The National Electrical Manufacturers Association (NEMA) is responsible for setting the stringent standards used in North America for electrical supply components, and this ensures a high quality of electrical supply is maintained. Other countries have their own voltage systems and electrical component layouts, and so those respective countries determine the standards and controls implemented in their power cords. Manufacturing standards such as those enforced by NEMA help to maintain consistency in power cord production, and decrease the chance of malfunctions due to quality standards. As with any component used in the transferring of electrical power, there are important safety precautions to be undertaken in the use of power cords.
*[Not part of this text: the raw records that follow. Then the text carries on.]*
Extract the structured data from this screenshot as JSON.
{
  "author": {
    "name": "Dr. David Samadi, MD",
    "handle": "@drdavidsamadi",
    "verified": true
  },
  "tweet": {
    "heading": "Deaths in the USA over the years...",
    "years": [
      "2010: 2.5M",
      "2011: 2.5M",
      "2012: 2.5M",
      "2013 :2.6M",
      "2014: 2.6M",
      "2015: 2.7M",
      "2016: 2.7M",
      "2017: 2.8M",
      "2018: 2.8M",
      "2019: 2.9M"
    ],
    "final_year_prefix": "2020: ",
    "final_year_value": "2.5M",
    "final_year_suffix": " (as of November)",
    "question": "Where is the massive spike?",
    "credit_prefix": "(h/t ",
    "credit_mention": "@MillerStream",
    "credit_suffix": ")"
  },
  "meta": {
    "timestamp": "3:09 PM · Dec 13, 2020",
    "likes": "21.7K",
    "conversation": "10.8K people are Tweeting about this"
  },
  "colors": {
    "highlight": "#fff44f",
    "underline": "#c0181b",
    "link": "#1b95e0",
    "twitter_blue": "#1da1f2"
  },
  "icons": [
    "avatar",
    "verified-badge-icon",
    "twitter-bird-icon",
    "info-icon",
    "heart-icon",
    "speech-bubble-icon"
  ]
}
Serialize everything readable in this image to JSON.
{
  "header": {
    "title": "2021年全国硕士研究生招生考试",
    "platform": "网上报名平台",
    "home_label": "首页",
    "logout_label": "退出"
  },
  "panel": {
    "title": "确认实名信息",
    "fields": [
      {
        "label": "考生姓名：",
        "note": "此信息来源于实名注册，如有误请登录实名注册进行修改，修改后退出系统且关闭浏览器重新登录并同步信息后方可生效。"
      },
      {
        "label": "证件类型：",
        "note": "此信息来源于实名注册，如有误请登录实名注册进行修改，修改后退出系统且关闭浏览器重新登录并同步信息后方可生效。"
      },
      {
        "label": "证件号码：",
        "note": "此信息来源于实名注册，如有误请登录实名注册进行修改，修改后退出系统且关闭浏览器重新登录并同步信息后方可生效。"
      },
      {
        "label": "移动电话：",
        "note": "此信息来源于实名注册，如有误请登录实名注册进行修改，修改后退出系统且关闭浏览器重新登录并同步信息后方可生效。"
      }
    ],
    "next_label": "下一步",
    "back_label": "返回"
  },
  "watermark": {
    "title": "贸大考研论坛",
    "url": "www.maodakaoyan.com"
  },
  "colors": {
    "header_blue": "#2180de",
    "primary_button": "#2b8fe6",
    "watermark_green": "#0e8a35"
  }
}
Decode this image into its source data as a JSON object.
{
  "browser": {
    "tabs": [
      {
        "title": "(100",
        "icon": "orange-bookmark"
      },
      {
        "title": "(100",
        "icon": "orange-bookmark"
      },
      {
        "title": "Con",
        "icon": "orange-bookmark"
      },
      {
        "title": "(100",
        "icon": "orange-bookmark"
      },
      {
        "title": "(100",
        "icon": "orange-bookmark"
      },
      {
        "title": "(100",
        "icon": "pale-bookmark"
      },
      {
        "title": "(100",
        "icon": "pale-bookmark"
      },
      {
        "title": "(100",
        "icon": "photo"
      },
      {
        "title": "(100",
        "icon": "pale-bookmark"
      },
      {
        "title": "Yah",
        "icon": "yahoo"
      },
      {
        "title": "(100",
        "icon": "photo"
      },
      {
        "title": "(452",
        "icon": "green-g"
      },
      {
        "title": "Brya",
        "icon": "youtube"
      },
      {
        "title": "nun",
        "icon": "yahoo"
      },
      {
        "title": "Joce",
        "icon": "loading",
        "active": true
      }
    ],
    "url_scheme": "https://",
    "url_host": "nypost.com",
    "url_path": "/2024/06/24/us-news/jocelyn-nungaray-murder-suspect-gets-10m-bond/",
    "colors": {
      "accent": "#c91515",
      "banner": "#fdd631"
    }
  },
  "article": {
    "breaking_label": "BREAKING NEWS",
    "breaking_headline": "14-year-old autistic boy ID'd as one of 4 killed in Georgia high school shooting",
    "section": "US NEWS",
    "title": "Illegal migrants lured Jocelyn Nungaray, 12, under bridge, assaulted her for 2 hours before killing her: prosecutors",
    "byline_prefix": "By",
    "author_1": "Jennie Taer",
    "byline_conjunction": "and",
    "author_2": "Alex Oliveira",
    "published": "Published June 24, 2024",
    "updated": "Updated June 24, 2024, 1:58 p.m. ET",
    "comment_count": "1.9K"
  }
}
Personal injury, death and/or extensive property damage can occur as the result of deterioration, malfunction or misuse of electrical equipment, and it is important for there to be measures in place to reduce these risks. Polarization, or grounding, is an important aspect of electrical plugs and appliances, especially for higher voltage appliances or for electrical equipment that has a higher risk of causing electric shock when live. Sensitive electrical equipment and products should only be used with polarized or grounded cord sets. Other safety precautions for electrical supply components include plug covers, waterproof protective materials, fuses and circuit breakers.
Power supplies, or power supply units (PSU), are devices that produce electrical power and provide reliable electrical currents that power electronics, machinery and devices for both industrial and commercial use.